Be nice. I know it goes without saying but when stress and worry about money and payments enter the picture, it can be hard to stay rational. But try to remember that the person on the other end of the line listens to stories all day long. They can rarely do anything but what is detailed in front of them. They did not raise your rates but they are the first step to reduce them. So being kind can get your further than anger.
A great time to call and have your rate reviewed or payment terms is around your renewal date. Look on you card and see when it expires. Most credit card companies review your rates and credit around that time every year. So be proactive, call them and tell them that you are trying to reduce your rate and want to know what your credit review tells them. They will probably give you a time that is best to call back and get the information that you need. Also, it gets a note in the system that you are interested in reducing your rate.
Be realistic. Chances are, unless something drastic has changed, any adjustment to your interest rate is not going to change much. So don’t expect that the rates that you see on television to be available for you. Most of the time those are promotional rates and not available to current customers.
If you are really in trouble, consider sending your credit card into a hardship payment plan with the credit card company. This can reduce your rate and payment but you lose the use of your card and you must pay the agreed upon amount for the duration of the time period. Any late payments or defaults will report to your credit immediately. A good tool I have found has been provided by Genworth financial and I have embedded it above. A simple budget calculator can tell you what new rate you can afford. In my family this article about How to talk about money with your spouse was very helpful after figuring out what we could and could not afford with the budget calculator.
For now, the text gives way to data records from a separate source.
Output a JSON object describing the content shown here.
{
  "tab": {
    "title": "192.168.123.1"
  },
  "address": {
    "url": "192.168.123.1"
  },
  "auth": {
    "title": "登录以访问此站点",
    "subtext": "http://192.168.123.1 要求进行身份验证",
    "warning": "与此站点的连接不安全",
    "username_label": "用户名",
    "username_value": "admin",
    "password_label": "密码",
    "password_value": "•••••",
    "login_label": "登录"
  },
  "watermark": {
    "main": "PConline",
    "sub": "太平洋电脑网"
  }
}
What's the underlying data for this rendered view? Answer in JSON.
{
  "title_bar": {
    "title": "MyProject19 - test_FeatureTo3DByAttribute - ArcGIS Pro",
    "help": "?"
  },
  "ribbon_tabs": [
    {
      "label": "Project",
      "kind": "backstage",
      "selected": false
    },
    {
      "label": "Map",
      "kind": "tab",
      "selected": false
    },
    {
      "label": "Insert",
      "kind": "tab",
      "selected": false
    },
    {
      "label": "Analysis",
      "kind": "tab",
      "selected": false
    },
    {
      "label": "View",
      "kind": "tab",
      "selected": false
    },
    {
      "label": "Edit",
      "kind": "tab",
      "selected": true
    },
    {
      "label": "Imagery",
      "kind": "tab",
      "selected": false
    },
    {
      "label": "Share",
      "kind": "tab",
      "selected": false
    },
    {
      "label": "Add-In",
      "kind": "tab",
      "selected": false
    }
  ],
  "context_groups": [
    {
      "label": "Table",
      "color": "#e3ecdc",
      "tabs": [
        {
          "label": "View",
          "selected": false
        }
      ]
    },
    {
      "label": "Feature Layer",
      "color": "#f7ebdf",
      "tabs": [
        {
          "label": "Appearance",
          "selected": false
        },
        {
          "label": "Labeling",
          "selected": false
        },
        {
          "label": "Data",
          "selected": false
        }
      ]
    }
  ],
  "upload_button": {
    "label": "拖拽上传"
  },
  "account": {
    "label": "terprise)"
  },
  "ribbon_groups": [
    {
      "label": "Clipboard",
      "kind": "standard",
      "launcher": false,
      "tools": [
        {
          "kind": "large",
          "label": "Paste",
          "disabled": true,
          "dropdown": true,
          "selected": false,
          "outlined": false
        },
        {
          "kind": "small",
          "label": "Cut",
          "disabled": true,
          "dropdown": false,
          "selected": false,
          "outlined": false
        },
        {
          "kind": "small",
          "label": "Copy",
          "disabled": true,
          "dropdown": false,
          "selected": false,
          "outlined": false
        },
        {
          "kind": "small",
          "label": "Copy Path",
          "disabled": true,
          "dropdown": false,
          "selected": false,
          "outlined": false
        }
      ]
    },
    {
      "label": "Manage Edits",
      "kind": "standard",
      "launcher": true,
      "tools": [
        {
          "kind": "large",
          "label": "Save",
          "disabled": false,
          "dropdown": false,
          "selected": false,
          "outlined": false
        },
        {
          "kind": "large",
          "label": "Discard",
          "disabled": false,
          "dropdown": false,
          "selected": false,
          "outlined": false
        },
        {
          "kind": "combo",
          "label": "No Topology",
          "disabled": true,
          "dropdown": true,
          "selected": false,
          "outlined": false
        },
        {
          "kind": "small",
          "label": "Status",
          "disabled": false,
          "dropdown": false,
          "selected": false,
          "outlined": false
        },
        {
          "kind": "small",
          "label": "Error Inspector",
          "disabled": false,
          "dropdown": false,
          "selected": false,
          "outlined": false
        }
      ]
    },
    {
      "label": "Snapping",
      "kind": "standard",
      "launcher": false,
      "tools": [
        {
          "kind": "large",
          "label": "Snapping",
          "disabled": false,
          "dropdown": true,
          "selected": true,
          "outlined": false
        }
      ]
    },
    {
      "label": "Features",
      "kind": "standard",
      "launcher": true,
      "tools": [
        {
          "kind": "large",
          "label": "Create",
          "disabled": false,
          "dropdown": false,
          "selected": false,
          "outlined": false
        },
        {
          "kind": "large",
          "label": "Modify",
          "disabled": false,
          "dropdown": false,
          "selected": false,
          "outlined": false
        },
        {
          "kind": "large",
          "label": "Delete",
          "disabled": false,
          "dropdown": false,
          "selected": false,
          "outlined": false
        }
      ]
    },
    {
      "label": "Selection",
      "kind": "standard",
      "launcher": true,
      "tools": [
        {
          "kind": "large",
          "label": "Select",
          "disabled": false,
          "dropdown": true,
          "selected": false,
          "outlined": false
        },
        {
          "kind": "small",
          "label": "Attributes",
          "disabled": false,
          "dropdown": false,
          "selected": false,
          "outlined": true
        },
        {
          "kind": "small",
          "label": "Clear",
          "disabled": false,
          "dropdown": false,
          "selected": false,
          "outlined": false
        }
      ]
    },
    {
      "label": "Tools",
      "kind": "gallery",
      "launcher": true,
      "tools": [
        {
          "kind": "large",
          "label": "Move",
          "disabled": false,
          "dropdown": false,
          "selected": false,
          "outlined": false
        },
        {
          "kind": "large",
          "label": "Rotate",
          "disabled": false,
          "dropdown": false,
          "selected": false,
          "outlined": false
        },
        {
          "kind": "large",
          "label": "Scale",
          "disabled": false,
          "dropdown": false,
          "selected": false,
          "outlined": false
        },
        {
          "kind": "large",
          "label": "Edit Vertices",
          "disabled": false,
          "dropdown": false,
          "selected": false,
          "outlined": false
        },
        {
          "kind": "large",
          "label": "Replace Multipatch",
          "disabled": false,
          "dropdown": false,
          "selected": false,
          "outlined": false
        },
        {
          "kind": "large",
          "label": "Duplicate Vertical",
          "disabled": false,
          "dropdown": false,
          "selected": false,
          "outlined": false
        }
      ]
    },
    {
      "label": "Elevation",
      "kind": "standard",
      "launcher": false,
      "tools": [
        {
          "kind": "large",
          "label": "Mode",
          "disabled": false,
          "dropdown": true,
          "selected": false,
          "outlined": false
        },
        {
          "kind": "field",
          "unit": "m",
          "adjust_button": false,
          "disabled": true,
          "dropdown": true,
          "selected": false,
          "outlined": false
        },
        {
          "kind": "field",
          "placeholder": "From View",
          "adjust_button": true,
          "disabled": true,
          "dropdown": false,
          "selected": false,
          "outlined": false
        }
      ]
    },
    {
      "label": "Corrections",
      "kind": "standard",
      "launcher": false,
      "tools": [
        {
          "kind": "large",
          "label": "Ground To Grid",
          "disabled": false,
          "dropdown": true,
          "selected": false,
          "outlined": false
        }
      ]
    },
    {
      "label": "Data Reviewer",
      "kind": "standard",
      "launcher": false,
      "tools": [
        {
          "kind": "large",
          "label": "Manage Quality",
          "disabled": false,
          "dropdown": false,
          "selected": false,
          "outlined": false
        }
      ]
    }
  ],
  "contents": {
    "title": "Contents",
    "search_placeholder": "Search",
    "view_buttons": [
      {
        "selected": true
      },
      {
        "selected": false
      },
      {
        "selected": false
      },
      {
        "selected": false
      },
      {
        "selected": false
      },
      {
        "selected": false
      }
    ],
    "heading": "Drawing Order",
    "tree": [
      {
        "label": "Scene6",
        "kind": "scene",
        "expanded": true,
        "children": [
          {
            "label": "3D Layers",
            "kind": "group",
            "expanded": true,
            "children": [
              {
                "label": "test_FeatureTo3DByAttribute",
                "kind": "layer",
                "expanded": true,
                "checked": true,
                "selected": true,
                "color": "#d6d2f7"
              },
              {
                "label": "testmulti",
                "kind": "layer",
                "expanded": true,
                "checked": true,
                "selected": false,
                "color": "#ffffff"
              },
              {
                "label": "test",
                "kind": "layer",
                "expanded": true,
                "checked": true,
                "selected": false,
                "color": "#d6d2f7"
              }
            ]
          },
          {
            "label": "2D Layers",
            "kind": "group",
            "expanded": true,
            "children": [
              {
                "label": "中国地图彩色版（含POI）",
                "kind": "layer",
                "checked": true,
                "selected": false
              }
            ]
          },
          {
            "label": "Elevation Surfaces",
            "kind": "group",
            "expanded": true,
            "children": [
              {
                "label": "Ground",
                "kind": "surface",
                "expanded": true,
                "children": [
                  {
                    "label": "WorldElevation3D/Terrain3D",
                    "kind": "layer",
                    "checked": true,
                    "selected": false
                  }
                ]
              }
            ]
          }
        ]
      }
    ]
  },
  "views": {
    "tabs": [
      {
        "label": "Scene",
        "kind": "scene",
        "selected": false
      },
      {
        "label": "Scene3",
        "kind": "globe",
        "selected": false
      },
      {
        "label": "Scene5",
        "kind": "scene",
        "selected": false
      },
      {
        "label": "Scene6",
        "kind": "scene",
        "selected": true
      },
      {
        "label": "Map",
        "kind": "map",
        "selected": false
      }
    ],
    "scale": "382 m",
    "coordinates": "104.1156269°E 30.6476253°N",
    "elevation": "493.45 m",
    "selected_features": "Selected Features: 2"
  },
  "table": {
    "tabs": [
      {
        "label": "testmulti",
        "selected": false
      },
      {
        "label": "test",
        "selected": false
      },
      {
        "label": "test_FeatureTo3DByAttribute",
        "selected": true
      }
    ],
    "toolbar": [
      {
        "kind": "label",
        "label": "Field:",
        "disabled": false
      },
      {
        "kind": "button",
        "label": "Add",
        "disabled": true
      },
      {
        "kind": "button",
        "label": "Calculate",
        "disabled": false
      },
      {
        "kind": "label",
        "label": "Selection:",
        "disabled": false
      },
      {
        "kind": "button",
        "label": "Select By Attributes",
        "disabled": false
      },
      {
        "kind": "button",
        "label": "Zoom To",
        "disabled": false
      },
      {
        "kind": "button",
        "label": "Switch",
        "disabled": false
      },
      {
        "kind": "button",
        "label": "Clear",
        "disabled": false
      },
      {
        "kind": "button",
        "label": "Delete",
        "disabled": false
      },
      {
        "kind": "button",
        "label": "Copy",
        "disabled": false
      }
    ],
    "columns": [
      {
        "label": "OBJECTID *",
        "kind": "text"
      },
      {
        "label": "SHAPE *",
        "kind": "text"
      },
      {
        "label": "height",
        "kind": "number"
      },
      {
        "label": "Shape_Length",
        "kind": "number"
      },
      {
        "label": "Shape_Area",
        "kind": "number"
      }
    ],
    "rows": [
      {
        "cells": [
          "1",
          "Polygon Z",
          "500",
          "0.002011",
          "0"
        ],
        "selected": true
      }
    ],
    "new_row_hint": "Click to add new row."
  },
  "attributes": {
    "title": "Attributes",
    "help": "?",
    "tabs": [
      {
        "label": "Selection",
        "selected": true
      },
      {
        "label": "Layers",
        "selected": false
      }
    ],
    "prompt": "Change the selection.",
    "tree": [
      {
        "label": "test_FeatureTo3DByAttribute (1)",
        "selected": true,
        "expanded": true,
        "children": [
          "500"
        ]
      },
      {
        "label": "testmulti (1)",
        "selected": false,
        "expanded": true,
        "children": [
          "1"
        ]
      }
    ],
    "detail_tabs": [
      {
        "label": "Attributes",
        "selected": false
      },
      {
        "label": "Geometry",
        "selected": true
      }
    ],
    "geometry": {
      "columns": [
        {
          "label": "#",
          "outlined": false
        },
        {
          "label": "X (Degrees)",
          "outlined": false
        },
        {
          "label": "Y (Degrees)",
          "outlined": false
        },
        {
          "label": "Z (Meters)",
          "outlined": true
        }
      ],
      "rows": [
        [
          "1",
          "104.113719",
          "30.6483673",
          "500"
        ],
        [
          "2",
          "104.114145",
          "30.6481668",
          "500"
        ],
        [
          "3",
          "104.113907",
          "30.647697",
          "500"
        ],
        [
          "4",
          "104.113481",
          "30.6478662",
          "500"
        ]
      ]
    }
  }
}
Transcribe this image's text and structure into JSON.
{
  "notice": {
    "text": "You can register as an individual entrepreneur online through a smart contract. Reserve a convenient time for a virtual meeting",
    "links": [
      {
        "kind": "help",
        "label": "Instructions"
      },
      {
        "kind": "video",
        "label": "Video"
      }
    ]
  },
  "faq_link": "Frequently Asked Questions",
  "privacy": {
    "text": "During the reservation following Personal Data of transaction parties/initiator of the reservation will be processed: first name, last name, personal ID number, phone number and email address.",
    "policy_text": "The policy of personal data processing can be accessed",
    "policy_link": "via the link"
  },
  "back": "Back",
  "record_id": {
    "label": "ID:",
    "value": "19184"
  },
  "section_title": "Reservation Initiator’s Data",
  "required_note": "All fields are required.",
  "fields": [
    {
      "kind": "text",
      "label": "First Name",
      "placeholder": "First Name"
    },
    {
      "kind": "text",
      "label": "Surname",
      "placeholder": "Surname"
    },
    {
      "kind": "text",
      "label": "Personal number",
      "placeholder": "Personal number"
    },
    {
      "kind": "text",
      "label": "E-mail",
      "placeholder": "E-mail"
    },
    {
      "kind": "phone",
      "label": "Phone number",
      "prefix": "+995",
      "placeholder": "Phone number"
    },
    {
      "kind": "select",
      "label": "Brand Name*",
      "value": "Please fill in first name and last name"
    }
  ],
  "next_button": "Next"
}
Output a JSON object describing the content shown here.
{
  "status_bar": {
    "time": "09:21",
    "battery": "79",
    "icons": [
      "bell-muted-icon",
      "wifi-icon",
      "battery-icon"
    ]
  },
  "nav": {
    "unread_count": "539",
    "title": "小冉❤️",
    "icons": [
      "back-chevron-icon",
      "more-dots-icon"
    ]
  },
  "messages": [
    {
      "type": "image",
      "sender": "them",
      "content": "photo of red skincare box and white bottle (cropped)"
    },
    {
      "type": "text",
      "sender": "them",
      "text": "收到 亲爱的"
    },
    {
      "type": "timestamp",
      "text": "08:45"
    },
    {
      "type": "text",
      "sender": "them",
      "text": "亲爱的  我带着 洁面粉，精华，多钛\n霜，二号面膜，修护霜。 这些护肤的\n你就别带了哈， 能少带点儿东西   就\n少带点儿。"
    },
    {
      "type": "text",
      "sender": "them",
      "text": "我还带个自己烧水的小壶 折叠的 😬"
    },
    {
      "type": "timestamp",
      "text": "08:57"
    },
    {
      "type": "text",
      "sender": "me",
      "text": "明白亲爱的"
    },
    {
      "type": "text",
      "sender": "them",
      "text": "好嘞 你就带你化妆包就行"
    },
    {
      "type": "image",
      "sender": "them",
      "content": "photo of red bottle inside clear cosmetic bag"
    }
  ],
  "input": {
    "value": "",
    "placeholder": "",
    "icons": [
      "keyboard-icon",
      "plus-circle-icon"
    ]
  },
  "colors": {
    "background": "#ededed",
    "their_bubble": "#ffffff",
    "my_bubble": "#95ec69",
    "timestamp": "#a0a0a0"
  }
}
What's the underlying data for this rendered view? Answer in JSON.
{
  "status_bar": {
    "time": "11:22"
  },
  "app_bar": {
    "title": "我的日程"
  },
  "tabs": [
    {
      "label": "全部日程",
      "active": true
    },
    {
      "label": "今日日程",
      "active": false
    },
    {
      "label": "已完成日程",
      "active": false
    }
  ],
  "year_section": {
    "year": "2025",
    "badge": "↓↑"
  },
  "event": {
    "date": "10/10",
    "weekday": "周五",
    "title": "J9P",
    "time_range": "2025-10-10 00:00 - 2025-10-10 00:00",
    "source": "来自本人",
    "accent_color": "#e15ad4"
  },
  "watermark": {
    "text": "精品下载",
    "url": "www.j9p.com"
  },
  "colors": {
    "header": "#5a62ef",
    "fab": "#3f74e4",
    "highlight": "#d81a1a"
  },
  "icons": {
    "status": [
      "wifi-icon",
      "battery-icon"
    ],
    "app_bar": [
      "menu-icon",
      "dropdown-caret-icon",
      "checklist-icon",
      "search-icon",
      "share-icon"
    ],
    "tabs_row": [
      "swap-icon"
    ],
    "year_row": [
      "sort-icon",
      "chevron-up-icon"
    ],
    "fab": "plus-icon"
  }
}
Calling a credit card company can be intimidating. But if you approach it with an open mind and realistic expectations, you can get more done and manage your debt more comfortably for you.